WHAT IS NEEDED
Each record must be repeated exactly. None may be dropped.
[Start of section]
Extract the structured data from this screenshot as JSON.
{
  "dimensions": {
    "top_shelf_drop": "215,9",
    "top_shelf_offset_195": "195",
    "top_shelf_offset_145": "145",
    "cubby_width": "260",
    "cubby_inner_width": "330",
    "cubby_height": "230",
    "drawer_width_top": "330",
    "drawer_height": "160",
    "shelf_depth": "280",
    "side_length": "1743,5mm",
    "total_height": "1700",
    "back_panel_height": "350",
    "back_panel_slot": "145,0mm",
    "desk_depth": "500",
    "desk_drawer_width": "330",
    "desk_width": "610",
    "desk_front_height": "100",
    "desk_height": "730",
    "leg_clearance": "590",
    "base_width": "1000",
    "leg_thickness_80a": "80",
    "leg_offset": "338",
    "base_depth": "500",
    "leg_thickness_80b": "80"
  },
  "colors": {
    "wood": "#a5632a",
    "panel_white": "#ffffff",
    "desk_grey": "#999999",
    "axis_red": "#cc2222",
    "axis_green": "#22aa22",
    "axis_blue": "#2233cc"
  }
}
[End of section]
ANSWER SPACE
Extract the structured data from this screenshot as JSON.
{
  "dimensions": {
    "top_shelf_drop": "215,9",
    "top_shelf_offset_195": "195",
    "top_shelf_offset_145": "145",
    "cubby_width": "260",
    "cubby_inner_width": "330",
    "cubby_height": "230",
    "drawer_width_top": "330",
    "drawer_height": "160",
    "shelf_depth": "280",
    "side_length": "1743,5mm",
    "total_height": "1700",
    "back_panel_height": "350",
    "back_panel_slot": "145,0mm",
    "desk_depth": "500",
    "desk_drawer_width": "330",
    "desk_width": "610",
    "desk_front_height": "100",
    "desk_height": "730",
    "leg_clearance": "590",
    "base_width": "1000",
    "leg_thickness_80a": "80",
    "leg_offset": "338",
    "base_depth": "500",
    "leg_thickness_80b": "80"
  },
  "colors": {
    "wood": "#a5632a",
    "panel_white": "#ffffff",
    "desk_grey": "#999999",
    "axis_red": "#cc2222",
    "axis_green": "#22aa22",
    "axis_blue": "#2233cc"
  }
}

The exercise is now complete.